§ **Problem description**:
The word "Windows" marks the lines to report; pull each of them from the listing.

________________________________________

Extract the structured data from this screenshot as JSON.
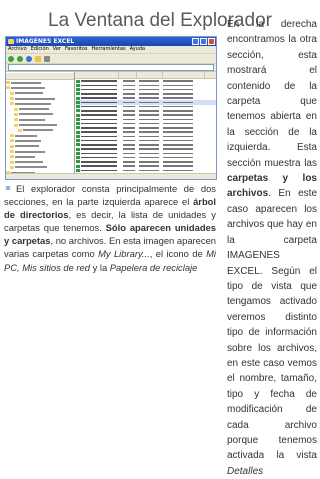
{
  "slide": {
    "title": "La Ventana del Explorador"
  },
  "window": {
    "title": "IMAGENES EXCEL",
    "menu": [
      "Archivo",
      "Edición",
      "Ver",
      "Favoritos",
      "Herramientas",
      "Ayuda"
    ]
  },
  "right_text": {
    "p1": "En la derecha encontramos la otra sección, esta mostrará el contenido de la carpeta que tenemos abierta en la sección de la izquierda. Esta sección muestra las ",
    "p1_bold": "carpetas y los archivos",
    "p2": ". En este caso aparecen los archivos que hay en la carpeta IMAGENES EXCEL. Según el tipo de vista que tengamos activado veremos distinto tipo de información sobre los archivos, en este caso vemos el nombre, tamaño, tipo y fecha de modificación de cada archivo porque tenemos activada la vista ",
    "p2_italic": "Detalles"
  },
  "bottom_text": {
    "a": "El explorador consta principalmente de dos secciones, en la parte izquierda aparece el ",
    "a_bold": "árbol de directorios",
    "b": ", es decir, la lista de unidades y carpetas que tenemos. ",
    "b_bold": "Sólo aparecen unidades y carpetas",
    "c": ", no archivos. En esta imagen aparecen varias carpetas como ",
    "c_italic": "My Library...",
    "d": ", el icono de ",
    "d_italic": "Mi PC, Mis sitios de red",
    "e": " y la ",
    "e_italic": "Papelera de reciclaje"
  }
}
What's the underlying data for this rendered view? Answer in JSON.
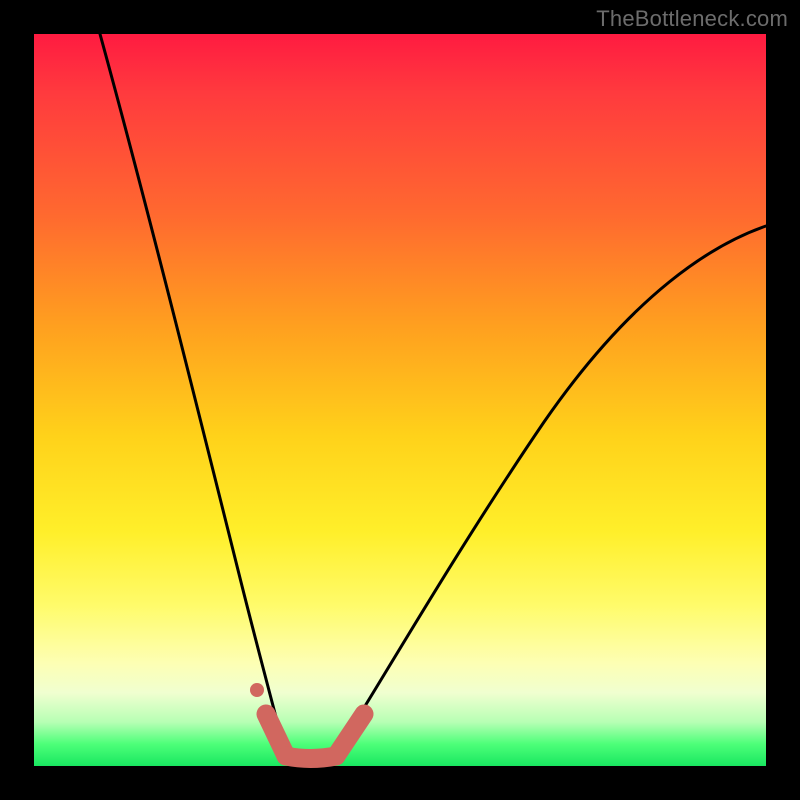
{
  "watermark": "TheBottleneck.com",
  "colors": {
    "frame": "#000000",
    "curve_stroke": "#000000",
    "marker_stroke": "#d1675f",
    "marker_fill": "#d1675f"
  },
  "chart_data": {
    "type": "line",
    "title": "",
    "xlabel": "",
    "ylabel": "",
    "xlim": [
      0,
      100
    ],
    "ylim": [
      0,
      100
    ],
    "series": [
      {
        "name": "left-branch",
        "x": [
          9,
          12,
          15,
          18,
          21,
          24,
          26,
          28,
          30,
          31.5,
          33
        ],
        "y": [
          100,
          84,
          69,
          55,
          42,
          30,
          22,
          15,
          8,
          4,
          1.5
        ]
      },
      {
        "name": "valley-floor",
        "x": [
          33,
          35,
          37,
          39,
          41
        ],
        "y": [
          1.5,
          0.8,
          0.7,
          0.8,
          1.5
        ]
      },
      {
        "name": "right-branch",
        "x": [
          41,
          45,
          50,
          55,
          60,
          65,
          70,
          75,
          80,
          85,
          90,
          95,
          100
        ],
        "y": [
          1.5,
          6,
          13,
          20,
          27,
          34,
          41,
          48,
          54,
          60,
          65,
          70,
          74
        ]
      }
    ],
    "markers": [
      {
        "name": "dot-left-upper",
        "x": 30.2,
        "y": 10,
        "r": 1.0
      },
      {
        "name": "thick-left",
        "kind": "segment",
        "x1": 31.5,
        "y1": 6.5,
        "x2": 33.7,
        "y2": 1.2,
        "w": 2.6
      },
      {
        "name": "thick-floor",
        "kind": "segment",
        "x1": 33.7,
        "y1": 1.2,
        "x2": 40.8,
        "y2": 1.2,
        "w": 2.6
      },
      {
        "name": "thick-right",
        "kind": "segment",
        "x1": 40.8,
        "y1": 1.2,
        "x2": 44.8,
        "y2": 6.8,
        "w": 2.6
      }
    ]
  }
}
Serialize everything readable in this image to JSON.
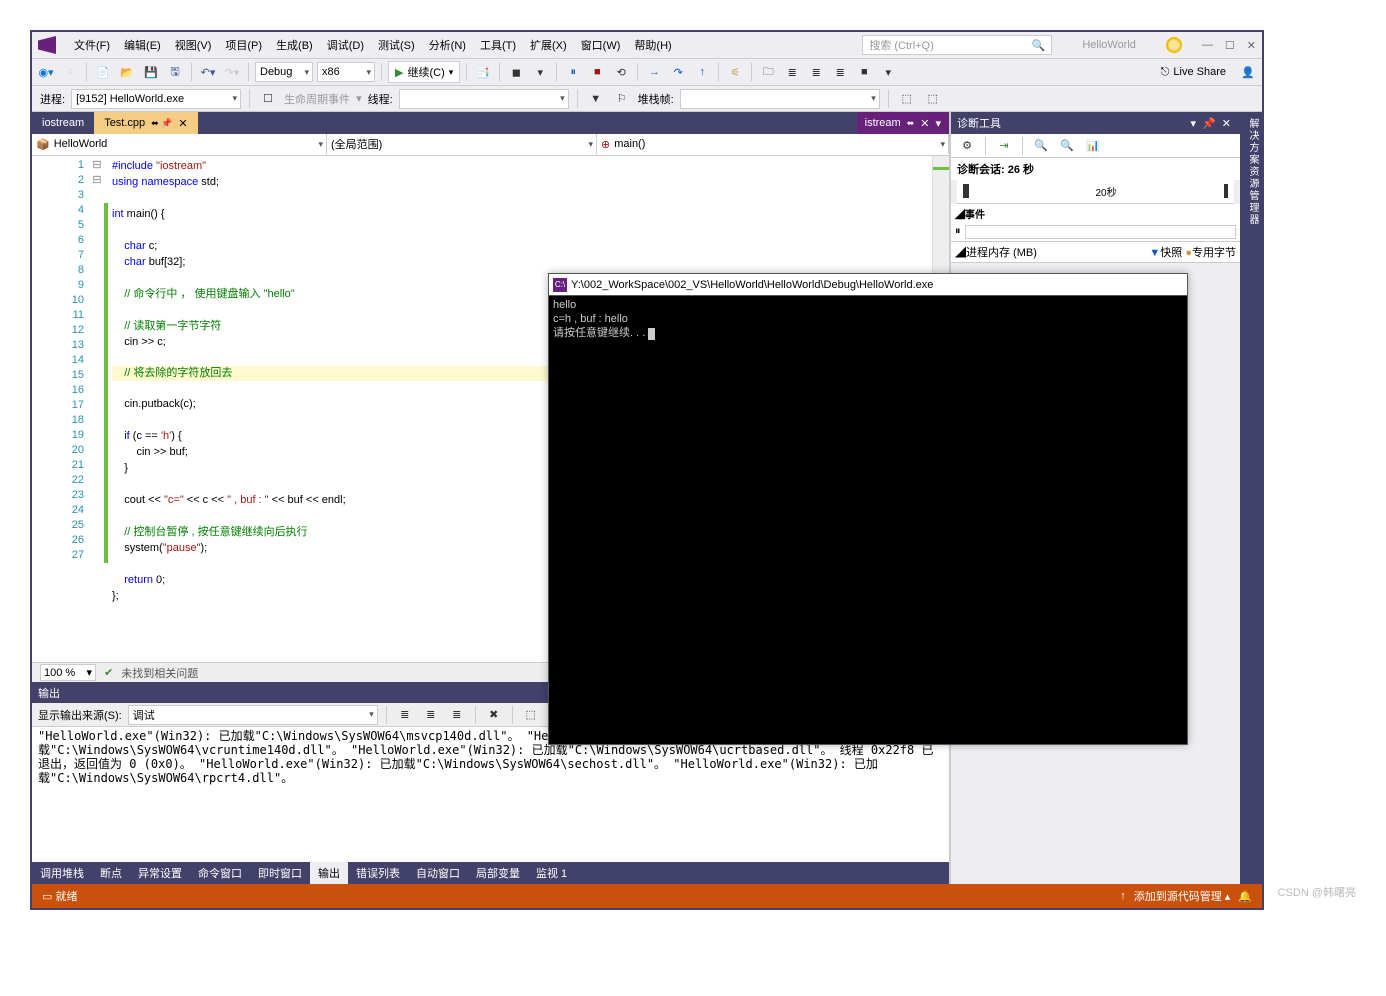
{
  "window": {
    "solution": "HelloWorld"
  },
  "search": {
    "placeholder": "搜索 (Ctrl+Q)"
  },
  "menu": [
    "文件(F)",
    "编辑(E)",
    "视图(V)",
    "项目(P)",
    "生成(B)",
    "调试(D)",
    "测试(S)",
    "分析(N)",
    "工具(T)",
    "扩展(X)",
    "窗口(W)",
    "帮助(H)"
  ],
  "toolbar": {
    "config": "Debug",
    "platform": "x86",
    "continue": "继续(C)",
    "live_share": "Live Share"
  },
  "toolbar2": {
    "process_label": "进程:",
    "process": "[9152] HelloWorld.exe",
    "lifecycle": "生命周期事件",
    "thread_label": "线程:",
    "stack_label": "堆栈帧:"
  },
  "tabs": {
    "inactive": "iostream",
    "active": "Test.cpp",
    "right": "istream"
  },
  "nav": {
    "scope": "HelloWorld",
    "scope2": "(全局范围)",
    "func": "main()"
  },
  "code": {
    "lines": [
      {
        "n": 1,
        "html": "<span class='kw'>#include</span> <span class='str'>\"iostream\"</span>"
      },
      {
        "n": 2,
        "html": "<span class='kw'>using</span> <span class='kw'>namespace</span> std;"
      },
      {
        "n": 3,
        "html": ""
      },
      {
        "n": 4,
        "fold": "⊟",
        "html": "<span class='kw'>int</span> main() {",
        "g": true
      },
      {
        "n": 5,
        "html": "",
        "g": true
      },
      {
        "n": 6,
        "html": "    <span class='kw'>char</span> c;",
        "g": true
      },
      {
        "n": 7,
        "html": "    <span class='kw'>char</span> buf[32];",
        "g": true
      },
      {
        "n": 8,
        "html": "",
        "g": true
      },
      {
        "n": 9,
        "html": "    <span class='cmt'>// 命令行中 ， 使用键盘输入 \"hello\"</span>",
        "g": true
      },
      {
        "n": 10,
        "html": "",
        "g": true
      },
      {
        "n": 11,
        "html": "    <span class='cmt'>// 读取第一字节字符</span>",
        "g": true
      },
      {
        "n": 12,
        "html": "    cin >> c;",
        "g": true
      },
      {
        "n": 13,
        "html": "",
        "g": true
      },
      {
        "n": 14,
        "html": "    <span class='cmt'>// 将去除的字符放回去</span>",
        "g": true,
        "hl": true
      },
      {
        "n": 15,
        "html": "    cin.putback(c);",
        "g": true
      },
      {
        "n": 16,
        "html": "",
        "g": true
      },
      {
        "n": 17,
        "fold": "⊟",
        "html": "    <span class='kw'>if</span> (c == <span class='str'>'h'</span>) {",
        "g": true
      },
      {
        "n": 18,
        "html": "        cin >> buf;",
        "g": true
      },
      {
        "n": 19,
        "html": "    }",
        "g": true
      },
      {
        "n": 20,
        "html": "",
        "g": true
      },
      {
        "n": 21,
        "html": "    cout &lt;&lt; <span class='str'>\"c=\"</span> &lt;&lt; c &lt;&lt; <span class='str'>\" , buf : \"</span> &lt;&lt; buf &lt;&lt; endl;",
        "g": true
      },
      {
        "n": 22,
        "html": "",
        "g": true
      },
      {
        "n": 23,
        "html": "    <span class='cmt'>// 控制台暂停 , 按任意键继续向后执行</span>",
        "g": true
      },
      {
        "n": 24,
        "html": "    system(<span class='str'>\"pause\"</span>);",
        "g": true
      },
      {
        "n": 25,
        "html": "",
        "g": true
      },
      {
        "n": 26,
        "html": "    <span class='kw'>return</span> 0;",
        "g": true
      },
      {
        "n": 27,
        "html": "};",
        "g": true
      }
    ],
    "zoom": "100 %",
    "no_issues": "未找到相关问题"
  },
  "output": {
    "title": "输出",
    "source_label": "显示输出来源(S):",
    "source": "调试",
    "lines": [
      "\"HelloWorld.exe\"(Win32): 已加载\"C:\\Windows\\SysWOW64\\msvcp140d.dll\"。",
      "\"HelloWorld.exe\"(Win32): 已加载\"C:\\Windows\\SysWOW64\\vcruntime140d.dll\"。",
      "\"HelloWorld.exe\"(Win32): 已加载\"C:\\Windows\\SysWOW64\\ucrtbased.dll\"。",
      "线程 0x22f8 已退出，返回值为 0 (0x0)。",
      "\"HelloWorld.exe\"(Win32): 已加载\"C:\\Windows\\SysWOW64\\sechost.dll\"。",
      "\"HelloWorld.exe\"(Win32): 已加载\"C:\\Windows\\SysWOW64\\rpcrt4.dll\"。"
    ]
  },
  "bottom_tabs": [
    "调用堆栈",
    "断点",
    "异常设置",
    "命令窗口",
    "即时窗口",
    "输出",
    "错误列表",
    "自动窗口",
    "局部变量",
    "监视 1"
  ],
  "bottom_active": 5,
  "diag": {
    "title": "诊断工具",
    "session": "诊断会话: 26 秒",
    "time_label": "20秒",
    "events": "◢事件",
    "mem": "◢进程内存 (MB)",
    "snapshot": "快照",
    "private": "专用字节"
  },
  "right_dock": "解决方案资源管理器",
  "status": {
    "ready": "就绪",
    "scm": "添加到源代码管理"
  },
  "console": {
    "title": "Y:\\002_WorkSpace\\002_VS\\HelloWorld\\HelloWorld\\Debug\\HelloWorld.exe",
    "lines": [
      "hello",
      "c=h , buf : hello",
      "请按任意键继续. . . "
    ]
  },
  "watermark": "CSDN @韩曙亮"
}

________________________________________

§ **Written response**:
      "\"HelloWorld.exe\"(Win32): 已加载\"C:\\Windows\\SysWOW64\\msvcp140d.dll\"。",
      "\"HelloWorld.exe\"(Win32): 已加载\"C:\\Windows\\SysWOW64\\vcruntime140d.dll\"。",
      "\"HelloWorld.exe\"(Win32): 已加载\"C:\\Windows\\SysWOW64\\ucrtbased.dll\"。",
      "\"HelloWorld.exe\"(Win32): 已加载\"C:\\Windows\\SysWOW64\\sechost.dll\"。",
      "\"HelloWorld.exe\"(Win32): 已加载\"C:\\Windows\\SysWOW64\\rpcrt4.dll\"。"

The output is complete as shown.